### Extracted records
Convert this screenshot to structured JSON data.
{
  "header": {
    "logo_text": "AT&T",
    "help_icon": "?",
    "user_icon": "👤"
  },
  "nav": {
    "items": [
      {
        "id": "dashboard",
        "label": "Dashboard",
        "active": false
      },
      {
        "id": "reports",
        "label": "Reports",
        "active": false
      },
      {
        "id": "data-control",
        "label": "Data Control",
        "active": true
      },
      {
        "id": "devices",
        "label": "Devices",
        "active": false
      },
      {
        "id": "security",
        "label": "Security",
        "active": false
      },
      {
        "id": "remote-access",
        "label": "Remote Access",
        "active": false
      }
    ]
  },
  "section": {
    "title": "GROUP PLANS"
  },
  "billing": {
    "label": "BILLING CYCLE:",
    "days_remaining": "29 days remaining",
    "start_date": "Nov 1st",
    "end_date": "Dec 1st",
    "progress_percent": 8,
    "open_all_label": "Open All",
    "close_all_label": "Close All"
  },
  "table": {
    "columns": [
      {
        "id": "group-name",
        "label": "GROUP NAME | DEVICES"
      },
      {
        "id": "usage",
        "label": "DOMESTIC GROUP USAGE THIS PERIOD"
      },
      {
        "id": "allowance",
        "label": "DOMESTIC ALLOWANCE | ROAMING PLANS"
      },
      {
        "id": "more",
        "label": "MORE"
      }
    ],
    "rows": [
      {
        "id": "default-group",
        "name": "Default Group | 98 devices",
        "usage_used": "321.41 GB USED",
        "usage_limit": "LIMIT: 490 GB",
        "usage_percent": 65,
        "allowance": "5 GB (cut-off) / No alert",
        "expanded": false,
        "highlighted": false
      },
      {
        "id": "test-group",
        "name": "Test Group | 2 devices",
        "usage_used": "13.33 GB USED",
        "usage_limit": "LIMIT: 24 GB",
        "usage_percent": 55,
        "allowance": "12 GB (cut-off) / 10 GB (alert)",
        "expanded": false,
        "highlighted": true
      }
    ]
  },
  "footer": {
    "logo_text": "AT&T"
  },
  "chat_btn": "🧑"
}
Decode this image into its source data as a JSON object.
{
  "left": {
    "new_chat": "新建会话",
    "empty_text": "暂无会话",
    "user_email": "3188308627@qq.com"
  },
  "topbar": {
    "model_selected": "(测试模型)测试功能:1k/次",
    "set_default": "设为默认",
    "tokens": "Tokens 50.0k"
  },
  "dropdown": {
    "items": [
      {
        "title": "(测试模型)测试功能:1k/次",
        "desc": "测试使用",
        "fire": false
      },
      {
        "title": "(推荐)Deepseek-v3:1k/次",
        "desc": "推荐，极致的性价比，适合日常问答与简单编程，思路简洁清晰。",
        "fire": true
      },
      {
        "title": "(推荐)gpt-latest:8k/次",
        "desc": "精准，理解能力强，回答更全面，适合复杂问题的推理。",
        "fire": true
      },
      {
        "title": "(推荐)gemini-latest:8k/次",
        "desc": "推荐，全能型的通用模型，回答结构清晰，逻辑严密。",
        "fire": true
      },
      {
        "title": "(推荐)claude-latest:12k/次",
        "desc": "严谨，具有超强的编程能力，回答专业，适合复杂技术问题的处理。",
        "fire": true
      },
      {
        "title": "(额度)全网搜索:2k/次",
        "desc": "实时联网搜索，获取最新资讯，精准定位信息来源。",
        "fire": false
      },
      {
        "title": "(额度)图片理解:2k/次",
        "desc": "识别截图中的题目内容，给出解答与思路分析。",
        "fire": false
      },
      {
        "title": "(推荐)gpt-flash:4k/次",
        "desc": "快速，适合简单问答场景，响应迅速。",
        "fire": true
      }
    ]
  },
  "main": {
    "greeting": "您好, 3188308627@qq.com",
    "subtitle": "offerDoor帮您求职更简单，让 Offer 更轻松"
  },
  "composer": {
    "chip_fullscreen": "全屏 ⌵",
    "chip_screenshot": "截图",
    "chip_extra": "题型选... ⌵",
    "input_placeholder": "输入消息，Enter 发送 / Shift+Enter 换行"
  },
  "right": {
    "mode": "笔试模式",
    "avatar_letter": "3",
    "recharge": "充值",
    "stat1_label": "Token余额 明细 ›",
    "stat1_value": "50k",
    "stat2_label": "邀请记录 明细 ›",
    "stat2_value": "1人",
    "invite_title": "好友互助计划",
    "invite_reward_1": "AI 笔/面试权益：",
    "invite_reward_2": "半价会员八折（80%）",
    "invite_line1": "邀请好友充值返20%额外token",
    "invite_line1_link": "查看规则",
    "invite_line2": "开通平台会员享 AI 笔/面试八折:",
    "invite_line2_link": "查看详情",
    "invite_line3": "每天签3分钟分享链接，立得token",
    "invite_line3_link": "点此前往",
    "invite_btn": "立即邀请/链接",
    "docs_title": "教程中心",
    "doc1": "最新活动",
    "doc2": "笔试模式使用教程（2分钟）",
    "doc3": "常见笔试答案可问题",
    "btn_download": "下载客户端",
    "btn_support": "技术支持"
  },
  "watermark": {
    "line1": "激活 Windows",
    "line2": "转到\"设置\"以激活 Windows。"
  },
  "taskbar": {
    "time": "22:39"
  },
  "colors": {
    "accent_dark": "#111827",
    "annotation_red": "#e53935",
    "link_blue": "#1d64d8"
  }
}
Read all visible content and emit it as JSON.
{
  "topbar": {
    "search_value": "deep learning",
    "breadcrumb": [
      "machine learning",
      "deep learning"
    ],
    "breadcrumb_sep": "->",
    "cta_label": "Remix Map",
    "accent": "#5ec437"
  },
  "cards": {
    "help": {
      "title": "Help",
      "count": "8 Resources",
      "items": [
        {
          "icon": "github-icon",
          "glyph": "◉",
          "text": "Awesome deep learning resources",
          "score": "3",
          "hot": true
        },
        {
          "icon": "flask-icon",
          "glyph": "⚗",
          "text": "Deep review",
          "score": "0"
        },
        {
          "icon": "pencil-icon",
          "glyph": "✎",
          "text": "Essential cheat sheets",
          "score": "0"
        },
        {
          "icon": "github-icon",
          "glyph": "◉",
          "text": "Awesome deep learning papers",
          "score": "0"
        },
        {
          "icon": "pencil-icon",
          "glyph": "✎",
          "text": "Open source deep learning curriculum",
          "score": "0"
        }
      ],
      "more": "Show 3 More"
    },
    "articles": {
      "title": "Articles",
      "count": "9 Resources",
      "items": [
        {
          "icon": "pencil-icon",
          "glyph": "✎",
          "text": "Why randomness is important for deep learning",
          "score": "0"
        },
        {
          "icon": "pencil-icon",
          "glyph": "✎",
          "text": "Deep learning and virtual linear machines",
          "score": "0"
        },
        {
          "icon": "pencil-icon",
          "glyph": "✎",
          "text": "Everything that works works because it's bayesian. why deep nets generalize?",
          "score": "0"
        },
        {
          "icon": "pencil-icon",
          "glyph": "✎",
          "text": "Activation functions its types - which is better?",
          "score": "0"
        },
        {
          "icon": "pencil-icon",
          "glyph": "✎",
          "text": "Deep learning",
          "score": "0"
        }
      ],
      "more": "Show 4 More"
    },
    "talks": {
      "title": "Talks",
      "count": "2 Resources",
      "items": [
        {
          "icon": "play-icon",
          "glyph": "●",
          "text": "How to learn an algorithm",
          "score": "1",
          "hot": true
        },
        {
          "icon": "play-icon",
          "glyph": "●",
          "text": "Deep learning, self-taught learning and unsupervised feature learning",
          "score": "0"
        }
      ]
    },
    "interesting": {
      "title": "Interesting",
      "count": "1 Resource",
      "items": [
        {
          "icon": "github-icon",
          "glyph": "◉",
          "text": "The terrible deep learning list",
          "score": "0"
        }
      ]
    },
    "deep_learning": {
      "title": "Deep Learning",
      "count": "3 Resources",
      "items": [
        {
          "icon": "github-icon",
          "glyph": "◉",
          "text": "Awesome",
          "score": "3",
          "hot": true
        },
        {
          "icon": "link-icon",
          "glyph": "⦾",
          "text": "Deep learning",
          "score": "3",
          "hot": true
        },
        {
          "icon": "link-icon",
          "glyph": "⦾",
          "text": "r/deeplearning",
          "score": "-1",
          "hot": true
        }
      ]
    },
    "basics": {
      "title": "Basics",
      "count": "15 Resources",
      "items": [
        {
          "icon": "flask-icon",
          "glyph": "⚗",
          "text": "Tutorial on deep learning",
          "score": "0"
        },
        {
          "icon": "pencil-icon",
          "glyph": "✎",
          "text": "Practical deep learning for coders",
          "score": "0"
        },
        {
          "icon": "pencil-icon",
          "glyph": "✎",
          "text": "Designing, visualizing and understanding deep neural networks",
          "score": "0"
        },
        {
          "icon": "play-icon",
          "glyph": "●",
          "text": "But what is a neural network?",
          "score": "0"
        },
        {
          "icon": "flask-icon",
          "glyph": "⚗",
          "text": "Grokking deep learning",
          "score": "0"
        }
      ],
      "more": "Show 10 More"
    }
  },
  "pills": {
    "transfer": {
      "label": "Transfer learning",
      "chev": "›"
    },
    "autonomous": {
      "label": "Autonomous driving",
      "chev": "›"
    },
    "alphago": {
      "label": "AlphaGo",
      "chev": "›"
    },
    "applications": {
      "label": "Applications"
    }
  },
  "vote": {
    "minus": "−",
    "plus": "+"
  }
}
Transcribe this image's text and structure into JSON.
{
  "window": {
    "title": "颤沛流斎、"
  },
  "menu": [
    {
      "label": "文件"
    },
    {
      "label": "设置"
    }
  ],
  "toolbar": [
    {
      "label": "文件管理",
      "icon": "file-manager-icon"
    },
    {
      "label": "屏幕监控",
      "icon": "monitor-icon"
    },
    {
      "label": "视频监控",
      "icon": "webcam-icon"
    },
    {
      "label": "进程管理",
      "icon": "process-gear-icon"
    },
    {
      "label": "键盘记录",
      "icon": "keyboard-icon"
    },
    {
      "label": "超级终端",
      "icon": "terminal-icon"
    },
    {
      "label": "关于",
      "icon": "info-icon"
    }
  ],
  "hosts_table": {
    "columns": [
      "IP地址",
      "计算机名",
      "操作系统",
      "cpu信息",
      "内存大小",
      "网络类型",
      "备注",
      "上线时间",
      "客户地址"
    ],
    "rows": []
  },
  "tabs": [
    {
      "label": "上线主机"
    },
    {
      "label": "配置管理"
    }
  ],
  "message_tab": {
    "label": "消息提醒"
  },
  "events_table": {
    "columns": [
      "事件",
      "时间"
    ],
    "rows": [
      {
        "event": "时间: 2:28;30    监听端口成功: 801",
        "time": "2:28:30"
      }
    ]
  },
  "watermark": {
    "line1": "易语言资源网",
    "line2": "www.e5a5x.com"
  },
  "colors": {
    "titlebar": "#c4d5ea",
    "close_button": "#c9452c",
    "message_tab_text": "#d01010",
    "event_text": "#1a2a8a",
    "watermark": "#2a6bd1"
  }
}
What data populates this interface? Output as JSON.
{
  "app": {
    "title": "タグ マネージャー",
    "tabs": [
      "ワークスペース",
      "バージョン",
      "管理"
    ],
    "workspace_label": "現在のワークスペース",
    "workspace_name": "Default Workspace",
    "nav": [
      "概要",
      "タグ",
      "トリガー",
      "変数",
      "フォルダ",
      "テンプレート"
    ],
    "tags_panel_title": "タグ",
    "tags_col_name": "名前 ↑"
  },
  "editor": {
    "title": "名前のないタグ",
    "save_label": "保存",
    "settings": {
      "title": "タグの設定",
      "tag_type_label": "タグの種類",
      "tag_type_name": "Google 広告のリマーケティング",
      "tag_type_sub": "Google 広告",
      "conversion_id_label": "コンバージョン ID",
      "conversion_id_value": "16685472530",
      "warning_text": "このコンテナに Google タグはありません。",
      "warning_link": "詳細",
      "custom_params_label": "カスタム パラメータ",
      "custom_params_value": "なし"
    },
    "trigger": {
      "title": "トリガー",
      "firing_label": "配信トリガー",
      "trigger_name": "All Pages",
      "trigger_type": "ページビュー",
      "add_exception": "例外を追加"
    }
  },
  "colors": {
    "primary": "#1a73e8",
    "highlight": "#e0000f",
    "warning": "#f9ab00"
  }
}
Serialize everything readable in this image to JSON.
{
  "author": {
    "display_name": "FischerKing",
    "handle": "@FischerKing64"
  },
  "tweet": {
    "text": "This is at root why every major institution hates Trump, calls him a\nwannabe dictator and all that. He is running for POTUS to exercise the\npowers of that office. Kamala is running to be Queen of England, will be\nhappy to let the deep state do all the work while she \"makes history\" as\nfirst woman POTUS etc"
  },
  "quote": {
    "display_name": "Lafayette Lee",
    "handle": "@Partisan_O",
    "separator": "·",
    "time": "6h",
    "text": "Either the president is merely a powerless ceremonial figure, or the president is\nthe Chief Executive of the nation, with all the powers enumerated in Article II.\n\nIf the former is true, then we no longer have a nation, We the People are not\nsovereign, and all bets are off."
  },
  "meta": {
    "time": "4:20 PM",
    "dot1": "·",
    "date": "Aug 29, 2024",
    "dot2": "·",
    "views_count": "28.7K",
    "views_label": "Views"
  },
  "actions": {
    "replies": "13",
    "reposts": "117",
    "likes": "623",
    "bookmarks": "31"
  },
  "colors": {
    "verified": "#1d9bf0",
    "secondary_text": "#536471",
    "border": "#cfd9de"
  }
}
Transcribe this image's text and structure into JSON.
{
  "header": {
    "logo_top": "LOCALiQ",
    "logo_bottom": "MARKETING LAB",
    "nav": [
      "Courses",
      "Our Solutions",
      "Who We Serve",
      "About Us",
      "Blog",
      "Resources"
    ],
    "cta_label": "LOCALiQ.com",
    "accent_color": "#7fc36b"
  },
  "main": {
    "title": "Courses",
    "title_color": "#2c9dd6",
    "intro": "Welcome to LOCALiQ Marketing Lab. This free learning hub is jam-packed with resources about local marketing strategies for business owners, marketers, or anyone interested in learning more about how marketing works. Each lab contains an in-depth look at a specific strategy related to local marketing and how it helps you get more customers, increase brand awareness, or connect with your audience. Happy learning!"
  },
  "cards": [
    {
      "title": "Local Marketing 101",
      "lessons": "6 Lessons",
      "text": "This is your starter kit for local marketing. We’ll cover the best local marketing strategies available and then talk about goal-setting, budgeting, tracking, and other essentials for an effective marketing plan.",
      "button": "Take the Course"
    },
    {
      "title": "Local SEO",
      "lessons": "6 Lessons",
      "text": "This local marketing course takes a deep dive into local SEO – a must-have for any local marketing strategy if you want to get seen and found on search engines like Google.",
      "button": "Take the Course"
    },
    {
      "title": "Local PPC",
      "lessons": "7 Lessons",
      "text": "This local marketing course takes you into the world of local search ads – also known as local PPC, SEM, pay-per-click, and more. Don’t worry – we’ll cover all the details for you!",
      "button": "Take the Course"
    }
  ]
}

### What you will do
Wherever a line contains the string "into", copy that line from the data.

### Written answer
Decode this image into its source data as a JSON object.
Transcribe this image's text and structure into JSON.
Transcribe this image's text and structure into JSON.
      "text": "This local marketing course takes a deep dive into local SEO – a must-have for any local marketing strategy if you want to get seen and found on search engines like Google.",
      "text": "This local marketing course takes you into the world of local search ads – also known as local PPC, SEM, pay-per-click, and more. Don’t worry – we’ll cover all the details for you!",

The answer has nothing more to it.